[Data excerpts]
- Opening Delimiter -
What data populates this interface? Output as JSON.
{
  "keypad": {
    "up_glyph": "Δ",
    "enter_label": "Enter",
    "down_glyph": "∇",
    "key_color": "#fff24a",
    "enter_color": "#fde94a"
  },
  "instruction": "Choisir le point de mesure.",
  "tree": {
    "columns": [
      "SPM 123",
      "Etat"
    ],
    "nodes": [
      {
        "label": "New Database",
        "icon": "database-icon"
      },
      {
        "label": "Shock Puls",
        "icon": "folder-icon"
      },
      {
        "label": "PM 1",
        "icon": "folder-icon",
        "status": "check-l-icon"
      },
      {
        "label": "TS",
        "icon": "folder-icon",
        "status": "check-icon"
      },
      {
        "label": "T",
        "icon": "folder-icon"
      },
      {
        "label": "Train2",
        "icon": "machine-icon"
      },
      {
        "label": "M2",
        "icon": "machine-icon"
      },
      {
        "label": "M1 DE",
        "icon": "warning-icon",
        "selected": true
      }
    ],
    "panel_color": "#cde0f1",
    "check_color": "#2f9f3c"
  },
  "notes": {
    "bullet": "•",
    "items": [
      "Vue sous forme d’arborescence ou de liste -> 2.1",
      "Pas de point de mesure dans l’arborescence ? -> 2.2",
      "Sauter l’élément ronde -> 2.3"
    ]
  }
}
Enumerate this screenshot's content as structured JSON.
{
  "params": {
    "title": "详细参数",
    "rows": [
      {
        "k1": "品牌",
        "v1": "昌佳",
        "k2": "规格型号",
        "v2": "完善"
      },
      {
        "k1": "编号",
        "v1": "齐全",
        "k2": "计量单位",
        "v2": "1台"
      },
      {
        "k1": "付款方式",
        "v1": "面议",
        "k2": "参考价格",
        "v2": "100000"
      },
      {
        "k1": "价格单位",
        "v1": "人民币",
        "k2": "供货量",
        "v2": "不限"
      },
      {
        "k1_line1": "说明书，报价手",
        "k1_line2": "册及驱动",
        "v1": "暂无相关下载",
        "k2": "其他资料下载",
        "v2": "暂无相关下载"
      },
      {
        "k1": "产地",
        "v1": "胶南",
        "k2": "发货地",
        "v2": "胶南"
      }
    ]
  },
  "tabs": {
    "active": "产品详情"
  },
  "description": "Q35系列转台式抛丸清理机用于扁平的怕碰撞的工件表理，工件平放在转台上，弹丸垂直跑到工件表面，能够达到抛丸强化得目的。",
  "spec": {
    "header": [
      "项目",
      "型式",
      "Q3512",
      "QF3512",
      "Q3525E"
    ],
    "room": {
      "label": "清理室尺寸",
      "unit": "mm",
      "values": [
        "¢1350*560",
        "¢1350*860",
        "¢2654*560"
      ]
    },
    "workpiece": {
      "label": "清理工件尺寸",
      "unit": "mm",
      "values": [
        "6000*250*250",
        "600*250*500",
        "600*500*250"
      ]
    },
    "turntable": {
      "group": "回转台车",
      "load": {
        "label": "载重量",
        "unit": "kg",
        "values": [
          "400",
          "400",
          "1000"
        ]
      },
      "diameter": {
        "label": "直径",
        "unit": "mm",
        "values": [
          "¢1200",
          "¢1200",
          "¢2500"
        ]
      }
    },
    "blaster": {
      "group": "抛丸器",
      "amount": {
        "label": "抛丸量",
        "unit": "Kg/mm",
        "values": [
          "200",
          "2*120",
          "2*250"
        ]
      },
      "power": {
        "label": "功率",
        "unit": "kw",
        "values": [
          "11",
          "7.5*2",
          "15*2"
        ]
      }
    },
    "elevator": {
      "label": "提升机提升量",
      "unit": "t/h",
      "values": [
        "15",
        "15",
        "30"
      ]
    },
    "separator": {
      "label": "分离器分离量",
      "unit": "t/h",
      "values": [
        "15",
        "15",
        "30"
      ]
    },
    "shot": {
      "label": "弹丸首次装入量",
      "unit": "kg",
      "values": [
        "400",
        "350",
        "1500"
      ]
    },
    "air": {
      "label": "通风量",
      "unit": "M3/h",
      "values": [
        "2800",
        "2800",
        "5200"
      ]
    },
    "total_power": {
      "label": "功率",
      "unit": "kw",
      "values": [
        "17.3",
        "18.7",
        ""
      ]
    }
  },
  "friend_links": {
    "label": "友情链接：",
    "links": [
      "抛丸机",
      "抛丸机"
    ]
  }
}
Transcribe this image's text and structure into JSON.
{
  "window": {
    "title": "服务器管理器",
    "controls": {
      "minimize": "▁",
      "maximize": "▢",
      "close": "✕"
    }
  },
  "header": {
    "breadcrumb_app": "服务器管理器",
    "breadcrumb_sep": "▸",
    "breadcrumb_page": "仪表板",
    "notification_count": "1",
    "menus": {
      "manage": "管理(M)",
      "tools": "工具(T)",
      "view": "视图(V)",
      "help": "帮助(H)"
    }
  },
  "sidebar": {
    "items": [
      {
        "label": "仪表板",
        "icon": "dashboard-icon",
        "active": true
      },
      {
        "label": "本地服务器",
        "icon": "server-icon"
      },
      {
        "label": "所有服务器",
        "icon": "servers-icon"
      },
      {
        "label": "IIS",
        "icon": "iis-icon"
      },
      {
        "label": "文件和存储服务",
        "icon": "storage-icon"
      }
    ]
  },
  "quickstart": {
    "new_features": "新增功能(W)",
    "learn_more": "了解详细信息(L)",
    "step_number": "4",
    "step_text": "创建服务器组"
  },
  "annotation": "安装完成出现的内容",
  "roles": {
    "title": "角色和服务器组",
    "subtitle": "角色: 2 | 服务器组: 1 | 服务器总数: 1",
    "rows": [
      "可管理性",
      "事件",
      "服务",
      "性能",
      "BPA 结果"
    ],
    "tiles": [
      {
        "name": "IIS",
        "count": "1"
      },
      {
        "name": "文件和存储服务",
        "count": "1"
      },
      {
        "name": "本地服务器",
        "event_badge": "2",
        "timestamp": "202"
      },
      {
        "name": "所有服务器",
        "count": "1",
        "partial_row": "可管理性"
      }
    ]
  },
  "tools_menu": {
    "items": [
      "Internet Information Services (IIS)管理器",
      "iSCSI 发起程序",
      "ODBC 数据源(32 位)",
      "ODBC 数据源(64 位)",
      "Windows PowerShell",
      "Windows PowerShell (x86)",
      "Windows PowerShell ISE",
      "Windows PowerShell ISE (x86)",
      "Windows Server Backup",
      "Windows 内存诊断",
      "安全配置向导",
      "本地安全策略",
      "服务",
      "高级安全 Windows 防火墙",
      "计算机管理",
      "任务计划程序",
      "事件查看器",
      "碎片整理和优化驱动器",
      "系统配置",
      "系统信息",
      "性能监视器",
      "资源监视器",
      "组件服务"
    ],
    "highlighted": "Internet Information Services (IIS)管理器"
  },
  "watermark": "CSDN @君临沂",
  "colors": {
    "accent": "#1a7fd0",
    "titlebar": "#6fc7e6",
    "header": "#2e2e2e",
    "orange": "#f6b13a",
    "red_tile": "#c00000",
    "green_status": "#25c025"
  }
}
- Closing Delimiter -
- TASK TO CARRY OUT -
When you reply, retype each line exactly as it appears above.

- EXERCISE OUTPUT -
What data populates this interface? Output as JSON.
{
  "keypad": {
    "up_glyph": "Δ",
    "enter_label": "Enter",
    "down_glyph": "∇",
    "key_color": "#fff24a",
    "enter_color": "#fde94a"
  },
  "instruction": "Choisir le point de mesure.",
  "tree": {
    "columns": [
      "SPM 123",
      "Etat"
    ],
    "nodes": [
      {
        "label": "New Database",
        "icon": "database-icon"
      },
      {
        "label": "Shock Puls",
        "icon": "folder-icon"
      },
      {
        "label": "PM 1",
        "icon": "folder-icon",
        "status": "check-l-icon"
      },
      {
        "label": "TS",
        "icon": "folder-icon",
        "status": "check-icon"
      },
      {
        "label": "T",
        "icon": "folder-icon"
      },
      {
        "label": "Train2",
        "icon": "machine-icon"
      },
      {
        "label": "M2",
        "icon": "machine-icon"
      },
      {
        "label": "M1 DE",
        "icon": "warning-icon",
        "selected": true
      }
    ],
    "panel_color": "#cde0f1",
    "check_color": "#2f9f3c"
  },
  "notes": {
    "bullet": "•",
    "items": [
      "Vue sous forme d’arborescence ou de liste -> 2.1",
      "Pas de point de mesure dans l’arborescence ? -> 2.2",
      "Sauter l’élément ronde -> 2.3"
    ]
  }
}
Enumerate this screenshot's content as structured JSON.
{
  "params": {
    "title": "详细参数",
    "rows": [
      {
        "k1": "品牌",
        "v1": "昌佳",
        "k2": "规格型号",
        "v2": "完善"
      },
      {
        "k1": "编号",
        "v1": "齐全",
        "k2": "计量单位",
        "v2": "1台"
      },
      {
        "k1": "付款方式",
        "v1": "面议",
        "k2": "参考价格",
        "v2": "100000"
      },
      {
        "k1": "价格单位",
        "v1": "人民币",
        "k2": "供货量",
        "v2": "不限"
      },
      {
        "k1_line1": "说明书，报价手",
        "k1_line2": "册及驱动",
        "v1": "暂无相关下载",
        "k2": "其他资料下载",
        "v2": "暂无相关下载"
      },
      {
        "k1": "产地",
        "v1": "胶南",
        "k2": "发货地",
        "v2": "胶南"
      }
    ]
  },
  "tabs": {
    "active": "产品详情"
  },
  "description": "Q35系列转台式抛丸清理机用于扁平的怕碰撞的工件表理，工件平放在转台上，弹丸垂直跑到工件表面，能够达到抛丸强化得目的。",
  "spec": {
    "header": [
      "项目",
      "型式",
      "Q3512",
      "QF3512",
      "Q3525E"
    ],
    "room": {
      "label": "清理室尺寸",
      "unit": "mm",
      "values": [
        "¢1350*560",
        "¢1350*860",
        "¢2654*560"
      ]
    },
    "workpiece": {
      "label": "清理工件尺寸",
      "unit": "mm",
      "values": [
        "6000*250*250",
        "600*250*500",
        "600*500*250"
      ]
    },
    "turntable": {
      "group": "回转台车",
      "load": {
        "label": "载重量",
        "unit": "kg",
        "values": [
          "400",
          "400",
          "1000"
        ]
      },
      "diameter": {
        "label": "直径",
        "unit": "mm",
        "values": [
          "¢1200",
          "¢1200",
          "¢2500"
        ]
      }
    },
    "blaster": {
      "group": "抛丸器",
      "amount": {
        "label": "抛丸量",
        "unit": "Kg/mm",
        "values": [
          "200",
          "2*120",
          "2*250"
        ]
      },
      "power": {
        "label": "功率",
        "unit": "kw",
        "values": [
          "11",
          "7.5*2",
          "15*2"
        ]
      }
    },
    "elevator": {
      "label": "提升机提升量",
      "unit": "t/h",
      "values": [
        "15",
        "15",
        "30"
      ]
    },
    "separator": {
      "label": "分离器分离量",
      "unit": "t/h",
      "values": [
        "15",
        "15",
        "30"
      ]
    },
    "shot": {
      "label": "弹丸首次装入量",
      "unit": "kg",
      "values": [
        "400",
        "350",
        "1500"
      ]
    },
    "air": {
      "label": "通风量",
      "unit": "M3/h",
      "values": [
        "2800",
        "2800",
        "5200"
      ]
    },
    "total_power": {
      "label": "功率",
      "unit": "kw",
      "values": [
        "17.3",
        "18.7",
        ""
      ]
    }
  },
  "friend_links": {
    "label": "友情链接：",
    "links": [
      "抛丸机",
      "抛丸机"
    ]
  }
}
Transcribe this image's text and structure into JSON.
{
  "window": {
    "title": "服务器管理器",
    "controls": {
      "minimize": "▁",
      "maximize": "▢",
      "close": "✕"
    }
  },
  "header": {
    "breadcrumb_app": "服务器管理器",
    "breadcrumb_sep": "▸",
    "breadcrumb_page": "仪表板",
    "notification_count": "1",
    "menus": {
      "manage": "管理(M)",
      "tools": "工具(T)",
      "view": "视图(V)",
      "help": "帮助(H)"
    }
  },
  "sidebar": {
    "items": [
      {
        "label": "仪表板",
        "icon": "dashboard-icon",
        "active": true
      },
      {
        "label": "本地服务器",
        "icon": "server-icon"
      },
      {
        "label": "所有服务器",
        "icon": "servers-icon"
      },
      {
        "label": "IIS",
        "icon": "iis-icon"
      },
      {
        "label": "文件和存储服务",
        "icon": "storage-icon"
      }
    ]
  },
  "quickstart": {
    "new_features": "新增功能(W)",
    "learn_more": "了解详细信息(L)",
    "step_number": "4",
    "step_text": "创建服务器组"
  },
  "annotation": "安装完成出现的内容",
  "roles": {
    "title": "角色和服务器组",
    "subtitle": "角色: 2 | 服务器组: 1 | 服务器总数: 1",
    "rows": [
      "可管理性",
      "事件",
      "服务",
      "性能",
      "BPA 结果"
    ],
    "tiles": [
      {
        "name": "IIS",
        "count": "1"
      },
      {
        "name": "文件和存储服务",
        "count": "1"
      },
      {
        "name": "本地服务器",
        "event_badge": "2",
        "timestamp": "202"
      },
      {
        "name": "所有服务器",
        "count": "1",
        "partial_row": "可管理性"
      }
    ]
  },
  "tools_menu": {
    "items": [
      "Internet Information Services (IIS)管理器",
      "iSCSI 发起程序",
      "ODBC 数据源(32 位)",
      "ODBC 数据源(64 位)",
      "Windows PowerShell",
      "Windows PowerShell (x86)",
      "Windows PowerShell ISE",
      "Windows PowerShell ISE (x86)",
      "Windows Server Backup",
      "Windows 内存诊断",
      "安全配置向导",
      "本地安全策略",
      "服务",
      "高级安全 Windows 防火墙",
      "计算机管理",
      "任务计划程序",
      "事件查看器",
      "碎片整理和优化驱动器",
      "系统配置",
      "系统信息",
      "性能监视器",
      "资源监视器",
      "组件服务"
    ],
    "highlighted": "Internet Information Services (IIS)管理器"
  },
  "watermark": "CSDN @君临沂",
  "colors": {
    "accent": "#1a7fd0",
    "titlebar": "#6fc7e6",
    "header": "#2e2e2e",
    "orange": "#f6b13a",
    "red_tile": "#c00000",
    "green_status": "#25c025"
  }
}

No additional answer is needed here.